The task: Below are some records; copy each line in them that contains "challenges".

>>>>

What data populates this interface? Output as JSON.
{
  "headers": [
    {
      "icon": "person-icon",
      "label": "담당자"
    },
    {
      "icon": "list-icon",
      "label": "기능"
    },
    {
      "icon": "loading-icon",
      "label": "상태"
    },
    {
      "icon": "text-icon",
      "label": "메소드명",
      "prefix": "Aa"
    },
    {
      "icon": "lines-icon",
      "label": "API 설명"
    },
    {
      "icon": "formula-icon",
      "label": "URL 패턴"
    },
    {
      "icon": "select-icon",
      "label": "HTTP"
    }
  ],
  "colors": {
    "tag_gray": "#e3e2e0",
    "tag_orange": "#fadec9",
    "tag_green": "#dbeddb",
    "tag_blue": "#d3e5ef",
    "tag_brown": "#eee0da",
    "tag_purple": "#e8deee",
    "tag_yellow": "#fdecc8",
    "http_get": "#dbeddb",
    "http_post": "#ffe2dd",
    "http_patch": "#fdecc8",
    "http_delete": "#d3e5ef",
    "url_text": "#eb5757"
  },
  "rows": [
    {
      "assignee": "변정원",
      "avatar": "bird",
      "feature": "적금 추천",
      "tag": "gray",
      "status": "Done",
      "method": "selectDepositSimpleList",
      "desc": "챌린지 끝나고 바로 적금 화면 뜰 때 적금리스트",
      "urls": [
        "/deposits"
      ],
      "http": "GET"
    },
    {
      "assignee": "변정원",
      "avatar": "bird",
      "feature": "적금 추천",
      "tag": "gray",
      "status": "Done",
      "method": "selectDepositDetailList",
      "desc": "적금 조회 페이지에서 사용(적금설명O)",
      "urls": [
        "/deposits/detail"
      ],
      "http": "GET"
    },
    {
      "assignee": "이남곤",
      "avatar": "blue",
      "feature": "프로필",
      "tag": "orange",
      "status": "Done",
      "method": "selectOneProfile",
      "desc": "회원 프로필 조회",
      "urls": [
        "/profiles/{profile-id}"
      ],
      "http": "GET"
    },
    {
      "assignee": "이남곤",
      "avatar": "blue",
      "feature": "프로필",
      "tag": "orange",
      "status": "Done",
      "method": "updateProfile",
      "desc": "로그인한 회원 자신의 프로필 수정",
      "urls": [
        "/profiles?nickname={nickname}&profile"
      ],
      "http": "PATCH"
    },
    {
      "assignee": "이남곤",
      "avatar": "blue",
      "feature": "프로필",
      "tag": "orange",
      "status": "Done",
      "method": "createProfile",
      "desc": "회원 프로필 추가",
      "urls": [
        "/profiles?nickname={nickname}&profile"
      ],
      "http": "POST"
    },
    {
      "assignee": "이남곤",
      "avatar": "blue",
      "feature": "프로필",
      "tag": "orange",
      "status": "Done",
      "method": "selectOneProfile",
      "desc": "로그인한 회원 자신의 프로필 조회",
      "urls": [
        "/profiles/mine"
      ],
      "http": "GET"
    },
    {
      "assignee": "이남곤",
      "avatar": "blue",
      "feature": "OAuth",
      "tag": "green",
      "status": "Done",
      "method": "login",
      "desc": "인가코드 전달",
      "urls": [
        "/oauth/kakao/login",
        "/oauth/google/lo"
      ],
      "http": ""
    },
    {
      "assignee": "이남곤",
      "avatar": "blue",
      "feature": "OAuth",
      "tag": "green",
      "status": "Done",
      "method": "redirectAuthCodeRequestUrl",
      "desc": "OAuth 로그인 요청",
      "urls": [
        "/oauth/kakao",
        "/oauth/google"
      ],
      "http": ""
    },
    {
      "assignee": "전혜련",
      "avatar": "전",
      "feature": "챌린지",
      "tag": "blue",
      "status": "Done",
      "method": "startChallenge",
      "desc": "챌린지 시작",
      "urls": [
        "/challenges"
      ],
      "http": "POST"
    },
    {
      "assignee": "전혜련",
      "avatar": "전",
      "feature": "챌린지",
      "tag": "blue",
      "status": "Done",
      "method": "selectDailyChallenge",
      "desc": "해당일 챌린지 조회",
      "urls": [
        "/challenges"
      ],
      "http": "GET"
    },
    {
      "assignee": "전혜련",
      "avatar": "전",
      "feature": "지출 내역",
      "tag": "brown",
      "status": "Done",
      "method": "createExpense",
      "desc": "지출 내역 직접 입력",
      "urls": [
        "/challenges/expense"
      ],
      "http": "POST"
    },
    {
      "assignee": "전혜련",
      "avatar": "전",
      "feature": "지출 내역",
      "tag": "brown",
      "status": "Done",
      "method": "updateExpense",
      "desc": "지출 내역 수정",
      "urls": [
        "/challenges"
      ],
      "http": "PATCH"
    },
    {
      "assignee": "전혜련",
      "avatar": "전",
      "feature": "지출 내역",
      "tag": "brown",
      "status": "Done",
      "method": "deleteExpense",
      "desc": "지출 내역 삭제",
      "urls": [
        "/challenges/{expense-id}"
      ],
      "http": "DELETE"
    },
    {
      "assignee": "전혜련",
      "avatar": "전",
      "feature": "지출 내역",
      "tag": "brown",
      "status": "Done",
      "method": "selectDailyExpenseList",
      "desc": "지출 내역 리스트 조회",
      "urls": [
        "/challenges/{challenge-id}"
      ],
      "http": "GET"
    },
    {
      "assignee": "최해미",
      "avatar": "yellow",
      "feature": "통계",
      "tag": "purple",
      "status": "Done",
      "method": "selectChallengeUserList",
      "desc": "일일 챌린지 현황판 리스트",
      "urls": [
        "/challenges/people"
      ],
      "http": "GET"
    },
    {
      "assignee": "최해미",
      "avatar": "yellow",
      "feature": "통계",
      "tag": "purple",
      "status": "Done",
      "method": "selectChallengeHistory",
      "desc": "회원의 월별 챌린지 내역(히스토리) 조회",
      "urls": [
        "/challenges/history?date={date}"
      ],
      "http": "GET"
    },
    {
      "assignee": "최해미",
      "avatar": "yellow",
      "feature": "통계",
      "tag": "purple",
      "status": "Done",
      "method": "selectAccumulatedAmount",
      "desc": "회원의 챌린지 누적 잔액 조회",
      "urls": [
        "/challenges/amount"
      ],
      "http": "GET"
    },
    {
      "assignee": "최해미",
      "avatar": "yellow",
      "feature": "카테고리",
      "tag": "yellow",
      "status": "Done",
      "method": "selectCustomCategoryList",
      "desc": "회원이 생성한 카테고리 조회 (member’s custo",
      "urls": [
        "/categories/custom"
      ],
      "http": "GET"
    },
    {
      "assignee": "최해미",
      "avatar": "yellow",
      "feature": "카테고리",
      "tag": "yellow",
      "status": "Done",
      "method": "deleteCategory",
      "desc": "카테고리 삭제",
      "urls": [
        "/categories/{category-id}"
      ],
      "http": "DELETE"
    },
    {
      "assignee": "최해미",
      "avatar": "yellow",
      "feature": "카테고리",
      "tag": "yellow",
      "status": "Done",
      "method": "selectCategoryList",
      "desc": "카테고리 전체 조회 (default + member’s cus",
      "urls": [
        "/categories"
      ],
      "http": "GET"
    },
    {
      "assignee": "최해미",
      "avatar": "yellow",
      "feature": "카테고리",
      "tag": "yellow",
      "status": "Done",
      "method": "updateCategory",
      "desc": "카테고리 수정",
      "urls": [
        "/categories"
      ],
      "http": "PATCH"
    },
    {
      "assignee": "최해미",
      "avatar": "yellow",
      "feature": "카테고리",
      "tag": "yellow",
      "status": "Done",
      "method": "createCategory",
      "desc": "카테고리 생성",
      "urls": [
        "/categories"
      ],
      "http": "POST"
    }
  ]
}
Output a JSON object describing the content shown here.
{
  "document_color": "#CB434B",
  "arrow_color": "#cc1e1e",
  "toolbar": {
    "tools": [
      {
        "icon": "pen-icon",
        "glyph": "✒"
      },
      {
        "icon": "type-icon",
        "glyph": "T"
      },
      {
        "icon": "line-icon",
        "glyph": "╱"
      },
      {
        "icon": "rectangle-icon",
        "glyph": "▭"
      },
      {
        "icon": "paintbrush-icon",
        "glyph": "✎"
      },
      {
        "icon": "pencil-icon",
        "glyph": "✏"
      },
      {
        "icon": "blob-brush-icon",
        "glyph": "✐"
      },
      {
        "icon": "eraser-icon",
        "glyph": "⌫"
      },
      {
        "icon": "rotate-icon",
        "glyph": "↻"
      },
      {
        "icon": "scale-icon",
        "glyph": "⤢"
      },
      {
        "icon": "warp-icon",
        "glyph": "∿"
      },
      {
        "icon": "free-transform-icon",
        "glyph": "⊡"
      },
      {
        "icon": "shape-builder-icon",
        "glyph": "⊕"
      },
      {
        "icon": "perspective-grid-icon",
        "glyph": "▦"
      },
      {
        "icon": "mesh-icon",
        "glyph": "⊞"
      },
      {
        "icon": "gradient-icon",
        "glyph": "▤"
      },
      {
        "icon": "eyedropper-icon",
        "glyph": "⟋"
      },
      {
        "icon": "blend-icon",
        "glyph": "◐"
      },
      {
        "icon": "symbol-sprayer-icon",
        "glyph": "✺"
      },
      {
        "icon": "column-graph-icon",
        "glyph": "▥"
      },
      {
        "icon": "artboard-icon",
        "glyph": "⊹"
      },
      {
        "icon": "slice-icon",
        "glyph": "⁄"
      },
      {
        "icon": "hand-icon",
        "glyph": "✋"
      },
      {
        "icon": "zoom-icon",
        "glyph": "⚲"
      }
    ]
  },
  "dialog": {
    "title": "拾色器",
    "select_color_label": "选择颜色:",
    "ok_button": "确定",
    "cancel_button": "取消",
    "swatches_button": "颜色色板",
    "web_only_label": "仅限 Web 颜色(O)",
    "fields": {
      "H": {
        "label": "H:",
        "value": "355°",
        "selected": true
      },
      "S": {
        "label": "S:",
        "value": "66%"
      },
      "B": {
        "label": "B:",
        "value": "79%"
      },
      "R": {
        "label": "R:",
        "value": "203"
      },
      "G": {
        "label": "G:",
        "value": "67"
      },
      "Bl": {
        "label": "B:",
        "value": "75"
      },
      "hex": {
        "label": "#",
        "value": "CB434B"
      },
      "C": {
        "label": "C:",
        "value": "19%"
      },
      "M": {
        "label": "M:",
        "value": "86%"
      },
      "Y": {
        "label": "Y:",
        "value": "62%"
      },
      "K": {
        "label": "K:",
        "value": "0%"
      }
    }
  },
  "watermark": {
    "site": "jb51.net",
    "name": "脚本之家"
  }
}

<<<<

Reply to the task:
        "/challenges"
        "/challenges"
        "/challenges/expense"
        "/challenges"
        "/challenges/{expense-id}"
        "/challenges/{challenge-id}"
        "/challenges/people"
        "/challenges/history?date={date}"
        "/challenges/amount"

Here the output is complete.